Nurses’ assignments are often brief, required substantial mobility and the order change unexpectedly due to evolving temporal and spatial context [23]. Consequently, analytical thinking, decision making and sharing of information can be impaired in such a hectic environment, leading to a decline in the care quality. We designed CARE to empower nurses with the data that is otherwise lost, to help alleviate these issues and maintain an overview of residents’ needs. For instance, the handover mode enables a structured agenda and in-depth resident data for this critical daily event. Trends over time can be visually inspected and discussed amongst the meeting members, to predict future illness and to reflect on previous situations. The nurses seemed to implement the app as a part of their workflow and the positive ratings from the questionnaire indicated a willingness for future use of CARE.

7 Limitations

We based our system requirements on one nursing home. While this nursing home is a part of a larger care foundation which shares care practices, it would be interesting to investigate the work environment in multiple facilities. We must acknowledge that our data collection is not perfect. External factors such as interference, absorption, and diffraction impact radio signals, resulting in varying RSSI. This is reflected in the accuracy of geofence prediction with RF. This could be improved by increasing the transmitting power of the sensors (also causing a higher battery drain) and install more Remix Minis (receivers). We did not pursue any of the two alternatives, as acquiring more hardware would lead to increased project costs. Also, the resident had different types of beds (e.g., motorised, air loss mattress) which at times led to noisy data. We did not have complete datasets for each user during a day (i.e., gaps exist in data collection lasting from seconds to minutes). This is caused by different factors. For instance, BLE undirected advertising does not implement retransmission, and packets containing errors are dropped [52]. Additionally, certain areas of the facility had worse coverage depending on how close the nearest Remix Mini was. Therefore, we choose to report the percentage of total time available in some of the data analysis graphs rather than an exact 24-hour scale.

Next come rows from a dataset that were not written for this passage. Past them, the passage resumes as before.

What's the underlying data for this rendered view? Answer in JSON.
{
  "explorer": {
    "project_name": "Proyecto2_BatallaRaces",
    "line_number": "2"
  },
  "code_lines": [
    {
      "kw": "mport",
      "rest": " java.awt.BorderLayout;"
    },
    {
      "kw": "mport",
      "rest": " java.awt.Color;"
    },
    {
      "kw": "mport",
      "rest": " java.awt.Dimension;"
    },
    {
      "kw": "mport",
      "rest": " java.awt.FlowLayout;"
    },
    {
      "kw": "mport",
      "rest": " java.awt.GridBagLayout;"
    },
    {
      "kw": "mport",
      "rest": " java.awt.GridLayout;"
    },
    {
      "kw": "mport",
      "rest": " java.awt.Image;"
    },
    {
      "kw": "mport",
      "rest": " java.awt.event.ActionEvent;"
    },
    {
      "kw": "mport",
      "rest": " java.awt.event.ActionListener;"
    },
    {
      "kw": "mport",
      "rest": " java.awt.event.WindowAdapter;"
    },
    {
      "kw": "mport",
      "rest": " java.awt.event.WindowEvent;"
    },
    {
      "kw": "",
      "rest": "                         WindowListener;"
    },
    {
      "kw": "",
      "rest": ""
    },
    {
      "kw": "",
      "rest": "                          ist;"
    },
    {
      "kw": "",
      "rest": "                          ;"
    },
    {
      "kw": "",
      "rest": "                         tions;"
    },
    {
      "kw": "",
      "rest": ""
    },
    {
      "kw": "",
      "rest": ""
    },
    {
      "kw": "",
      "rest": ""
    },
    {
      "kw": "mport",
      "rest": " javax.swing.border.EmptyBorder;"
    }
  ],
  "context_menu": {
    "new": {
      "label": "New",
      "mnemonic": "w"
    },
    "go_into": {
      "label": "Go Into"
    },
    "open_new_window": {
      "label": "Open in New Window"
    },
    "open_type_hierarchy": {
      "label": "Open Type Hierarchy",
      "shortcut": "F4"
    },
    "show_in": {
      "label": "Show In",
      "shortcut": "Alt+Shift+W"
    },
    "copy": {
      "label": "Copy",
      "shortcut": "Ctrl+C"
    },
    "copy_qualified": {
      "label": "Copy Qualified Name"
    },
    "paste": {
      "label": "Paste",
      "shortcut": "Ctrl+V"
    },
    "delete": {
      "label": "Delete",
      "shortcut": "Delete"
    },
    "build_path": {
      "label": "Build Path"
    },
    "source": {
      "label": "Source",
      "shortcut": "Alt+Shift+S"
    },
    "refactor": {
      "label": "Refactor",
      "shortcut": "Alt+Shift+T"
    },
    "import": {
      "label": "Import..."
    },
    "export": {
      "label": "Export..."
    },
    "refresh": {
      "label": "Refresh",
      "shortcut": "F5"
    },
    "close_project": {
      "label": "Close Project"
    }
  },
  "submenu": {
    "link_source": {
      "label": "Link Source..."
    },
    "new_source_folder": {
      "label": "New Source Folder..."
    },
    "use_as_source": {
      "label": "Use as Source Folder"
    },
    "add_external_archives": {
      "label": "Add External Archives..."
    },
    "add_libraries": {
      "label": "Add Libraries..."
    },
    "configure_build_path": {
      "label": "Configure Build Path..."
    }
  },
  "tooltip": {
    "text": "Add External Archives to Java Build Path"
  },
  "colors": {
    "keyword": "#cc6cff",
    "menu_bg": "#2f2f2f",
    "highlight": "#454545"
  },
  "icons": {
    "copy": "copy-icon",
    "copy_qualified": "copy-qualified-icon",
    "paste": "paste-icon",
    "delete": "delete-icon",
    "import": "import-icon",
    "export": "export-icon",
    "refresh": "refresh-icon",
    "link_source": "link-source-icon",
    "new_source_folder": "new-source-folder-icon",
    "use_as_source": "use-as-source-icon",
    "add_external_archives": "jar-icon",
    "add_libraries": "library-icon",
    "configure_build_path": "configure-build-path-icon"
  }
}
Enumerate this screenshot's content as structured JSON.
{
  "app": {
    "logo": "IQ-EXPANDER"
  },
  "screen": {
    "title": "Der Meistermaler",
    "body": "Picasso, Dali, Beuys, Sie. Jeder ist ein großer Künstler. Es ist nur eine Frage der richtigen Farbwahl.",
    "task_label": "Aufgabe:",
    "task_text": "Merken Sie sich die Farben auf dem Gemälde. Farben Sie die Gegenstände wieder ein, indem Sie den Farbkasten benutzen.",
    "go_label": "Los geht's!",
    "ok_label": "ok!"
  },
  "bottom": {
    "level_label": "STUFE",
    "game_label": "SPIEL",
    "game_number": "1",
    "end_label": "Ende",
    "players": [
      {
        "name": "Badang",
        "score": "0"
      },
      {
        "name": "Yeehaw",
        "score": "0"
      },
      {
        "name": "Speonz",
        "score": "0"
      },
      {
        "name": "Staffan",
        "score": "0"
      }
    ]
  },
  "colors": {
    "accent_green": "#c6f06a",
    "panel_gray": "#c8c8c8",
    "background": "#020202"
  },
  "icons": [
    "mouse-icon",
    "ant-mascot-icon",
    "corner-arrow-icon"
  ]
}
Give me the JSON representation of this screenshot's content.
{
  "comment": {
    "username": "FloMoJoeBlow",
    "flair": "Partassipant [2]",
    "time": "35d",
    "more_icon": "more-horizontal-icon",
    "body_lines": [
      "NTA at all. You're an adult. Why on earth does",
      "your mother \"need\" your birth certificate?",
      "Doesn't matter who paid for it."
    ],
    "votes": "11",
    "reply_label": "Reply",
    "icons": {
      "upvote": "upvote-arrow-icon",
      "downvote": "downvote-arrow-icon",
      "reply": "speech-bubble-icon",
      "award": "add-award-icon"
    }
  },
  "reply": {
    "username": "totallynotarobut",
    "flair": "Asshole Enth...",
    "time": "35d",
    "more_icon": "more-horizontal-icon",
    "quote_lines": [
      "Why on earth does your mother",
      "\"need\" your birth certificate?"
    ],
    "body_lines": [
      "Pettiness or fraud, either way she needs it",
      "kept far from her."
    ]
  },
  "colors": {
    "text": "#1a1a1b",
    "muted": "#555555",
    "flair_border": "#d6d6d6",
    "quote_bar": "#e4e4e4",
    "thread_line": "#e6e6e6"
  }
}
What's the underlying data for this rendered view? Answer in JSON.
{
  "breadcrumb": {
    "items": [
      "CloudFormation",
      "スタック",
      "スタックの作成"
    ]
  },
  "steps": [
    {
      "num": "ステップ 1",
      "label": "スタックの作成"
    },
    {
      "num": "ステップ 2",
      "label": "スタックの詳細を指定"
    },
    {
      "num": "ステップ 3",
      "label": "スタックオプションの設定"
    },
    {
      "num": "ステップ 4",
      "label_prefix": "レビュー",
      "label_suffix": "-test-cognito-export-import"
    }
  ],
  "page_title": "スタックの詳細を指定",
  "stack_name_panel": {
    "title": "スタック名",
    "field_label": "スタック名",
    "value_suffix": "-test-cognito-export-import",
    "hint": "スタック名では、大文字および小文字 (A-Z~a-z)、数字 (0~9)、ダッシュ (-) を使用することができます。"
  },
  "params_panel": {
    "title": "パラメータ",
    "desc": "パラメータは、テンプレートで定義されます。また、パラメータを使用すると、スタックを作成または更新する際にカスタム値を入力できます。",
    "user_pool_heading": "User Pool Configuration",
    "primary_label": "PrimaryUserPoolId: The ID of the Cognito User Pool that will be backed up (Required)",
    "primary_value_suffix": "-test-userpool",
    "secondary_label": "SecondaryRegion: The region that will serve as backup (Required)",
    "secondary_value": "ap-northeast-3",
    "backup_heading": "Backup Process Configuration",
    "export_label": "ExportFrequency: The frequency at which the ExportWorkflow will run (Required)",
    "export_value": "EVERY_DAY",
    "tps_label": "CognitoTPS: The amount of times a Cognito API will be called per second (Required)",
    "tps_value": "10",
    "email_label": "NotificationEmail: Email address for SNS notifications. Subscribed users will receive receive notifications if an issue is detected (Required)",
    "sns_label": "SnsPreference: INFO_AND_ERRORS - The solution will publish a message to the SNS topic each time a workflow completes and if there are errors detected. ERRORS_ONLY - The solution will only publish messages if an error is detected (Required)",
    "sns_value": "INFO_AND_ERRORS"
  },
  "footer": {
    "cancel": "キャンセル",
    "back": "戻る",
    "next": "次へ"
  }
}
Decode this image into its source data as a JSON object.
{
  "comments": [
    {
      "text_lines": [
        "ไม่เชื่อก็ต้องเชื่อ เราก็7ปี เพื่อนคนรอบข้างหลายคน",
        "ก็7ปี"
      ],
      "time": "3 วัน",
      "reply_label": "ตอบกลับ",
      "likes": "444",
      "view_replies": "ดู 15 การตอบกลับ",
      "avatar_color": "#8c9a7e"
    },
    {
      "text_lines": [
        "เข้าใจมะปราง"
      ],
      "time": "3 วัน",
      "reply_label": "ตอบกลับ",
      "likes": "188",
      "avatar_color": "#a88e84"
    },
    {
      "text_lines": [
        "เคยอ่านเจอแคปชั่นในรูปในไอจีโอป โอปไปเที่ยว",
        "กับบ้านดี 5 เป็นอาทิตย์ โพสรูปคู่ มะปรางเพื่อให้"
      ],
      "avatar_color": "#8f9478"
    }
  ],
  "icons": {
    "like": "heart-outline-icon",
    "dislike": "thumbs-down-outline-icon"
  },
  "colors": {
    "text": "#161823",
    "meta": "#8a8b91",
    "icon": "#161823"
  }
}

8 Conclusion

In this work we have presented CARE, a context-aware tool for nurses in nursing homes. The system incorporates a sensor infrastructure which measures residents’ and nurses’ behaviour and a data management platform which generates analytical insights. Nurses can access this data, other qualitative resident information and functions that support their work through an Android app. The primary objective of CARE is to increase awareness to residents’ needs, enabling informed decision making and an enhanced care service. We evaluated our system in a 2-month long user study at a local nursing home. The result indicates that CARE can improve the care service and reveal important insights on the health and care received by the elderly residents. The system also received positive feedback from questionnaires and interviews conducted with nurses, which implies that the nurses would like to continue using the system.